It was really fun. An MC gave us conversation prompts each time we switched languages, and sometimes we followed them and sometimes we didn’t. I met a photo editor, a French teacher, a techie and a woman who works in a bank (Virginie, above). All very nice people and all sparkling conversationalists.

The next Speak Easy in New York is on September 28th, and as per usual it’s already sold out for native English speakers (unless you’re under 30; I guess they are trying to skew younger). It’s co-hosted by French Morning and Fluent City so get on their lists and act fast if you want to try it out!

Scrabble en français

playing Scrabble in French

Not as fun as it sounds (to a nerd).

That may be why, months after we started this game and paused mid-way with the promise of picking it back up again soon… we have not.

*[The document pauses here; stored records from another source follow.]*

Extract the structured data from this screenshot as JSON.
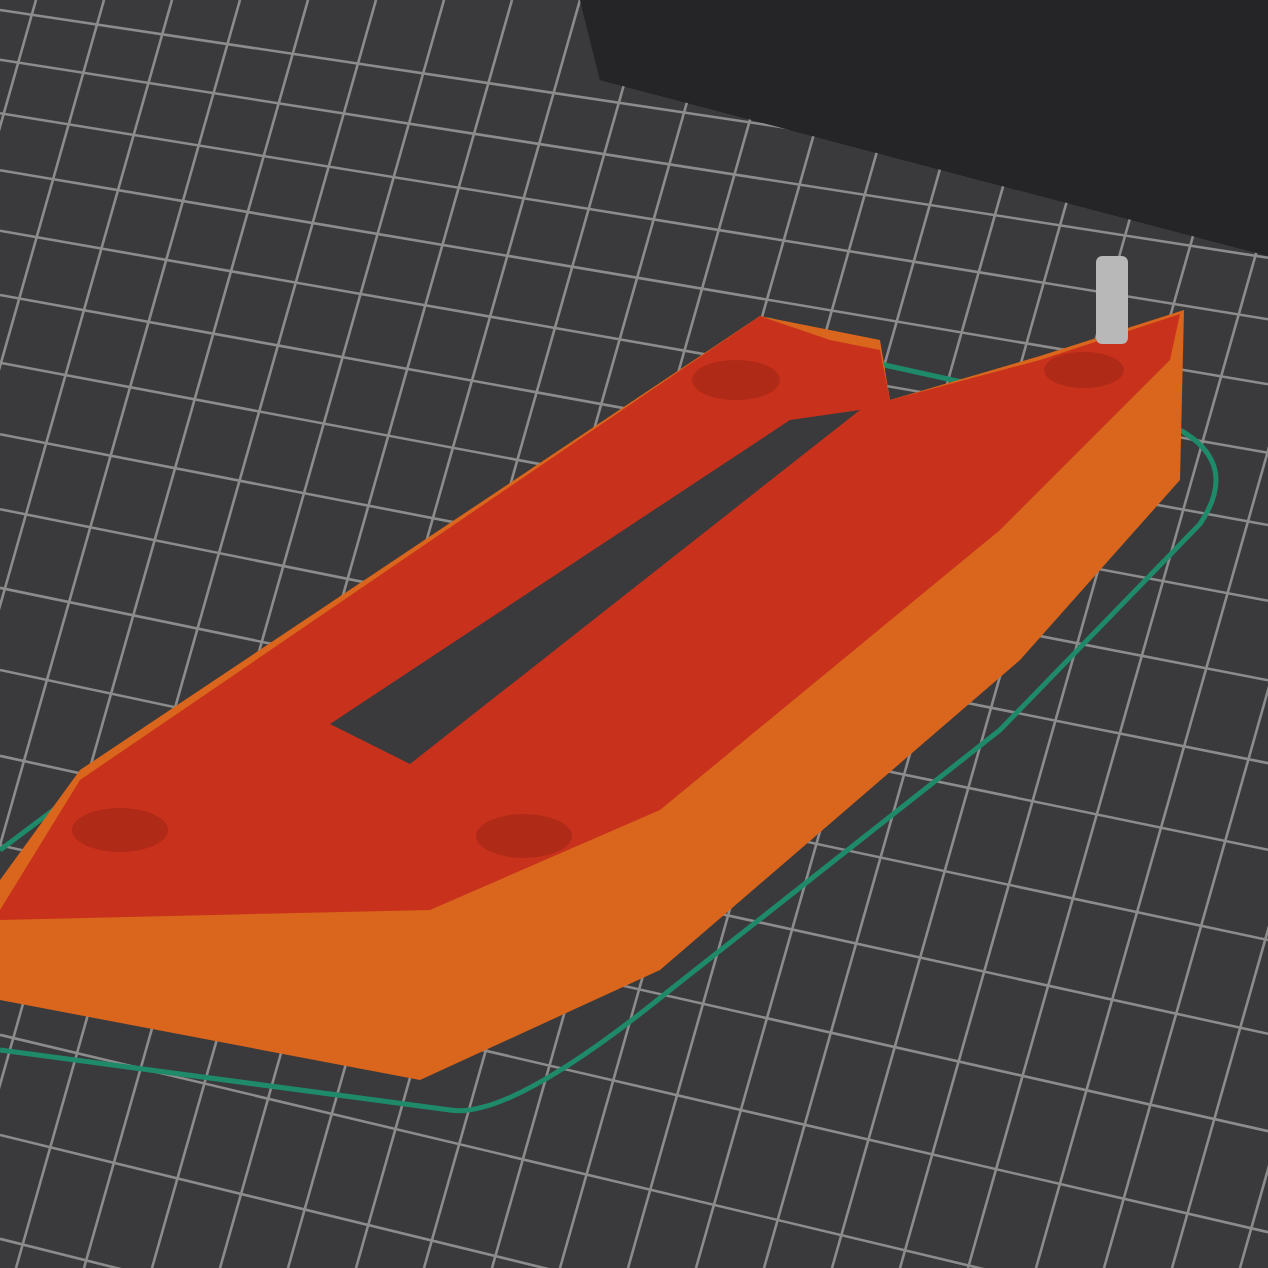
{
  "preview": {
    "skirt": true
  }
}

Part of the problem is that we played with an English rather than a French set of letters. The number of tiles of each letter corresponds with how often that letter is used within the language, and the points for each letter are higher the rarer the letter is within the language. The English set caters to the English language; the French set would have been totally different. Which meant that even the fluent French speaker in our group was stumped when it came to forming remotely high-scoring words.

For fellow board game nerds:

English scrabble tile distribution

French scrabble tile distribution